When Chris Kreider led Boston College to its Frozen Four victory, then signed a contract with the Rangers, then rushed to New York and got into a playoff game – all within a few days – it caught the attention of poolies everywhere.
Yours truly even took a flyer on him in the final round of the THN annual office pool draft.
But the reality is, when it comes to prospects nobody knows what you’re going to get. Even the blue-chippers are tough to predict. Some potential third-liners become 80-point players. Some potential first-liners become 35-point players. Some potential superstars become that very thing – but in the Swiss league.
The scouting report on the 21-year-old Kreider (Happy Birthday, by the way) is impressive. He boasts excellent size (6-foot-3, 231 pounds) and has great strength to go with it. He’s hard to get off the puck and when he has the puck, he knows what to do with it. He has an accurate shot he likes to use and boasts pretty good hockey sense. He’s a potential star, but the question was: would his impact be felt early?
When Carl Hagelin was suspended in the first round, Kreider got his chance – a three-game audition he passed with flying colors. Not only that, but his ice time has since increased. Hagelin returned from suspension, but then Brian Boyle sustained a concussion and Kreider’s ice time shot up from 10:46 on April 23 to 18:21 on April 26.
For those keeping score, April 26 was a Game 7 in the Stanley Cup playoffs. It was also a one-goal game.
His ice time topped the likes of Hagelin, Artem Anisimov, Brandon Dubinsky and – here’s an eye-opener – Marian Gaborik. In fact, Kreider saw nearly as much ice time as Anisimov and Dubinsky combined. Granted, Dubinsky is struggling with a lower-body injury that may have been a factor two games ago. But don’t let that cloud the fact Kreider was leaned on in the most important game of the year (so far) and a tight one to boot.
Coach John Tortorella doesn’t hand ice time out to anybody. It has to be earned, no matter the name on the back of the sweater. In fact, it’s the opposite – he’ll be harder on the unproven rookies when it comes to doling out the ice time. So the fact Kreider received more than 18 minutes in a Game 7, followed by 15:28 in Game 1 of the second round speaks volumes.
It’s clear Kreider has earned his spot now, even if Boyle returns. But poolies are wondering what to expect from him next season. I’d like to pull out the Blake Wheeler template.
Wheeler was another high draft pick (fifth overall, 2004) who made the jump to pro at the age of 22. He might have joined Boston as a 21-year-old in the post-season prior to that, much like Kreider with the Rangers this season, but Wheeler didn’t sign with the B’s until the summer. He’s a big man blessed with good hands. He posted 45, 38 and 44 points in his first three campaigns. That’s an average of 42 points per season. If I were a betting man, I would bet that Kreider averages the same number, plus or minus five points. Wheeler then went on to explode for 64 points this season, his fourth. Kreider has the kind of upside to do that as well.
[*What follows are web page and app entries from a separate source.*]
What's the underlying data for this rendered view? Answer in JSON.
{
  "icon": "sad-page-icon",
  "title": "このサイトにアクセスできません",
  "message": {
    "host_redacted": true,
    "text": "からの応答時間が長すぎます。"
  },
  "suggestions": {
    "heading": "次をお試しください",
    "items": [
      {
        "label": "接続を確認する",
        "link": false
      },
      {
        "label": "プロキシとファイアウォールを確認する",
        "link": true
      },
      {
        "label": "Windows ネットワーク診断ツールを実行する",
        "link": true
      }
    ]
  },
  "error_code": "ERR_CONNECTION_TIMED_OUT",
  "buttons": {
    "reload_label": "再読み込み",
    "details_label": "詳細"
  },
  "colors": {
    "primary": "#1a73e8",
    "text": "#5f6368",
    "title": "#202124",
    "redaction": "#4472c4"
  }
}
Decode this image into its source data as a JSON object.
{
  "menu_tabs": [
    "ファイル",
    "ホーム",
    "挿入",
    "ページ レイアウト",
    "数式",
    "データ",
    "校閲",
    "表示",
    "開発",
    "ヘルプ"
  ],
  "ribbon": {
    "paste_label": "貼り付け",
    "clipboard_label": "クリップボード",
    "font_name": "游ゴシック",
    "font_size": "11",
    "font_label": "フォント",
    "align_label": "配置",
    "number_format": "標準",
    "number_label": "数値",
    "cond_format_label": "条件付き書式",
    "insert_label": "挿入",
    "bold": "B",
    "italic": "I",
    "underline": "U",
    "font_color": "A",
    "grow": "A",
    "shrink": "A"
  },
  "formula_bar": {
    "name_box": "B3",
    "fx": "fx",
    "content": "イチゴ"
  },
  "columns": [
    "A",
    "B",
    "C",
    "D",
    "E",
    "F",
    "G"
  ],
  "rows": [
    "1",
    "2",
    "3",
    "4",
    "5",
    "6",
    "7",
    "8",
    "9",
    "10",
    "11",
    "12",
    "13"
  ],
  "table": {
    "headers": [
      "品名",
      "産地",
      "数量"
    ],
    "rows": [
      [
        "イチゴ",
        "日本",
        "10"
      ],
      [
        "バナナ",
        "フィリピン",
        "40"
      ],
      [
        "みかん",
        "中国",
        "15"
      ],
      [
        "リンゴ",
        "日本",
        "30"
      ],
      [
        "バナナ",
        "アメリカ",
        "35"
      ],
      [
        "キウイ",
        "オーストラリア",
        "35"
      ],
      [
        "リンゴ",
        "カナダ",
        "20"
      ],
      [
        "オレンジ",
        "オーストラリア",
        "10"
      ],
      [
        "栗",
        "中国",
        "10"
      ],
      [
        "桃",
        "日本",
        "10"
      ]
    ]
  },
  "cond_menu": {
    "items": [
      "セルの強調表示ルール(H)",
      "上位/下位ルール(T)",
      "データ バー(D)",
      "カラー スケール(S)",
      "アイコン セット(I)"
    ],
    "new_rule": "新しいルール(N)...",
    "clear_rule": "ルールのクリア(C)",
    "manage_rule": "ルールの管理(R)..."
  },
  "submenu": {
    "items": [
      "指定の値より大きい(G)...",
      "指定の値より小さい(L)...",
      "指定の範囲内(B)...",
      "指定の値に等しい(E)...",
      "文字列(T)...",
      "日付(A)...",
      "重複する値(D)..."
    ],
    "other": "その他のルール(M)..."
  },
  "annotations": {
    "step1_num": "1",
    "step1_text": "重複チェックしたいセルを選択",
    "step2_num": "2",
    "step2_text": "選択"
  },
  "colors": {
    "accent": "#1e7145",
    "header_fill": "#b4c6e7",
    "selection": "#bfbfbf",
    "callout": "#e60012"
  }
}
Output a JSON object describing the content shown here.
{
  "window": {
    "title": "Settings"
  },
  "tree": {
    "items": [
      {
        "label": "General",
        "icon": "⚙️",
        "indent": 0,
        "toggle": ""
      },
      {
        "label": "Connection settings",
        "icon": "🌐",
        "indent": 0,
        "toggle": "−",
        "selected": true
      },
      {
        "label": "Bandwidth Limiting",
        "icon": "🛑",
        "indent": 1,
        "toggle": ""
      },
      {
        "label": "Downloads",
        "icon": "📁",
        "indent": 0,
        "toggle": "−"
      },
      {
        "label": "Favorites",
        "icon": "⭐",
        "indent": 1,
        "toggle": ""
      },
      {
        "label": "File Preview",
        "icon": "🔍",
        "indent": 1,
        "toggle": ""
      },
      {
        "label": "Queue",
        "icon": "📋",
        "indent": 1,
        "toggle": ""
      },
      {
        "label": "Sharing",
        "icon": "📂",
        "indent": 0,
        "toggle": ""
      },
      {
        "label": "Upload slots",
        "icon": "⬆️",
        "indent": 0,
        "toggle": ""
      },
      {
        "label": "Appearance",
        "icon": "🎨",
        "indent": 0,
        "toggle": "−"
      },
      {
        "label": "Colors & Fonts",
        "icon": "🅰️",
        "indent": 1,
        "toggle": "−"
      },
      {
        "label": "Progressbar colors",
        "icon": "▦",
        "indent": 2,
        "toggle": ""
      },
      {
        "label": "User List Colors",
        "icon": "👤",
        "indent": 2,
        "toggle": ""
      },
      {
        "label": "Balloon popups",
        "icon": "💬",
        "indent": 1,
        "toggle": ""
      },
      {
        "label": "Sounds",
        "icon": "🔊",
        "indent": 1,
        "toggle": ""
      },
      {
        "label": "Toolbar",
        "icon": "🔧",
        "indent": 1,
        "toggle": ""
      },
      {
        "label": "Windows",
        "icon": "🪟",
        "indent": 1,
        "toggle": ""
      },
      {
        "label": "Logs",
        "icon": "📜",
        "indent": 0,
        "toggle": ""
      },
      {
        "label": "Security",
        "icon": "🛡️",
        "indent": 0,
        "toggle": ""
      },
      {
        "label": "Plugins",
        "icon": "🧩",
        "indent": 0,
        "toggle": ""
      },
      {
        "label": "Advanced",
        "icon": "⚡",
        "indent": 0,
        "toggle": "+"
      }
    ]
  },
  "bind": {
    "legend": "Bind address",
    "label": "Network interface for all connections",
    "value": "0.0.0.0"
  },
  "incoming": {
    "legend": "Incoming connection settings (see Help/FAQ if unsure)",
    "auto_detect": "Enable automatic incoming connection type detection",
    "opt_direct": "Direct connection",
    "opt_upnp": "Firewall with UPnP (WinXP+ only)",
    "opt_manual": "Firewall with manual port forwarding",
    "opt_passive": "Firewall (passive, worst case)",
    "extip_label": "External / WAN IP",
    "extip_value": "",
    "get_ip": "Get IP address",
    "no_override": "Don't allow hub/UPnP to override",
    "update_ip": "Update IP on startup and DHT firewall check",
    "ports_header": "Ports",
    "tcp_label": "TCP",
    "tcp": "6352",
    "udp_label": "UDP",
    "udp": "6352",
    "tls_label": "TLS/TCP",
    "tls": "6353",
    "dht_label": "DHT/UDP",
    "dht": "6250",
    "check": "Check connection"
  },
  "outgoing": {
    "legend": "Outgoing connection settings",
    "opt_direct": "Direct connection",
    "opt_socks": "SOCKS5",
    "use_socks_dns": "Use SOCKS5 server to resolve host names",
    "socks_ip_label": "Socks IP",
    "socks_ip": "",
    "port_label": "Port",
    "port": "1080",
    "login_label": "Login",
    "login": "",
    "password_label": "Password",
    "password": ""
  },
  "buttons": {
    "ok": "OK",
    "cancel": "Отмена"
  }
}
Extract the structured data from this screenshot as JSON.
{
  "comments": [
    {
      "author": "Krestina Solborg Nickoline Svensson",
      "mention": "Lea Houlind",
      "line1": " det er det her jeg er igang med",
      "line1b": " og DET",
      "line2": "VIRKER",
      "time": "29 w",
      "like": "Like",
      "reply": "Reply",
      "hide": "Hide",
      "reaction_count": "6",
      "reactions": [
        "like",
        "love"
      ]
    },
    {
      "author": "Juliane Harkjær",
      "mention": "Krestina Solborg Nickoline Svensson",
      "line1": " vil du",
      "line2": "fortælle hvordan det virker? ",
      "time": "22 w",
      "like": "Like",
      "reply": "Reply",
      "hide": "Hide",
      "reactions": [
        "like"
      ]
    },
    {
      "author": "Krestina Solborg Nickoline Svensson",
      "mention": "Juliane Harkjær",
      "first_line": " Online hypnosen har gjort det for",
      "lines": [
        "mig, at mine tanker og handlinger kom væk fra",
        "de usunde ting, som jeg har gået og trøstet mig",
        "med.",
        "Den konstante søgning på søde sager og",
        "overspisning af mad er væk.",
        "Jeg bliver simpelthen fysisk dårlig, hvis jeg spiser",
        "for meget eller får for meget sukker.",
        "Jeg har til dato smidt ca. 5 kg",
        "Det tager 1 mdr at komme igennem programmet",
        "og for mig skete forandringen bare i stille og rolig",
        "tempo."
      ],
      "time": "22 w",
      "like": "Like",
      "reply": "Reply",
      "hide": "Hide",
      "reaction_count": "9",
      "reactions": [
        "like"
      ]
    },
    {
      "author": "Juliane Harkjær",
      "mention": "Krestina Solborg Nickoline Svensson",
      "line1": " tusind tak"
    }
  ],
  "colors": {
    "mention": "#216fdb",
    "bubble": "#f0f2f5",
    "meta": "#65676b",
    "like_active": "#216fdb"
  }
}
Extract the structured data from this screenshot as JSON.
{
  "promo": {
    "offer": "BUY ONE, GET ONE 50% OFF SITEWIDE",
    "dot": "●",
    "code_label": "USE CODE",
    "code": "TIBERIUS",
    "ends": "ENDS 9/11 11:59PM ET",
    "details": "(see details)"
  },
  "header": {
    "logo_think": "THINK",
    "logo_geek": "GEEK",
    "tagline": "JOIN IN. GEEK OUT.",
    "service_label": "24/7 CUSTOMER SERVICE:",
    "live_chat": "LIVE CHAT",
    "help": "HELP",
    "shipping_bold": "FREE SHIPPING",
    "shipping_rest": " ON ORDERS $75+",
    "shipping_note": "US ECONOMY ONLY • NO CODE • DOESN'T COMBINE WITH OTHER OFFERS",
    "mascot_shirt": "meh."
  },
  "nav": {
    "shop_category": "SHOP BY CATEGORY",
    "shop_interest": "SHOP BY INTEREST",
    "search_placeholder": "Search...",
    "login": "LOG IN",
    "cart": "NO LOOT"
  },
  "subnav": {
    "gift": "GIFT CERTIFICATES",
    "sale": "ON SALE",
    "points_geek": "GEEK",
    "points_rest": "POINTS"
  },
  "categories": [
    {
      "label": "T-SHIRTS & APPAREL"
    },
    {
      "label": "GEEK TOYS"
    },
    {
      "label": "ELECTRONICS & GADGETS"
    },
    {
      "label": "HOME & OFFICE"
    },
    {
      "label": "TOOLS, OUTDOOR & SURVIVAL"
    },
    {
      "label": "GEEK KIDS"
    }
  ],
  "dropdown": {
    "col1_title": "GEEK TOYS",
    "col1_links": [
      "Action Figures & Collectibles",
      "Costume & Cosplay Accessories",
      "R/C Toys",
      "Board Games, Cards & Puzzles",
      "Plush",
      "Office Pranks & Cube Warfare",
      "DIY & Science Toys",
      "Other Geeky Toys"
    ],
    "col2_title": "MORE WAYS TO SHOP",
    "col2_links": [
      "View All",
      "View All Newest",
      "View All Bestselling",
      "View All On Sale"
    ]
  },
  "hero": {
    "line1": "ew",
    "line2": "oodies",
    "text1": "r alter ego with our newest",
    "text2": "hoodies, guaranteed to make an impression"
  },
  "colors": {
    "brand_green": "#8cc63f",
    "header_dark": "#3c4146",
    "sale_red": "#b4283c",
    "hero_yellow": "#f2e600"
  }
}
YAN THE MAN
Keith Yandle slipped a little during the regular season and watched his points per game drop from 0.72 (in 2010-11) to 0.52, but he’s in fine playoff form. With seven points, all assists, in eight games, he now has 17 in 19 career playoff contests. That puts him 12th in playoff scoring among defensemen over the past three years and each of the 11 blueliners ahead of him have played at least 26 games.
Darryl Dobbs’ Fantasy Pool Look is an in-depth presentation of player trends, injuries and much more as it pertains to rotisserie pool leagues. Also, get the top 300 roto-player rankings on the first of every month in THN’s Fantasy section. Do you have a question about fantasy hockey? Send it to the Fantasy Mailbag.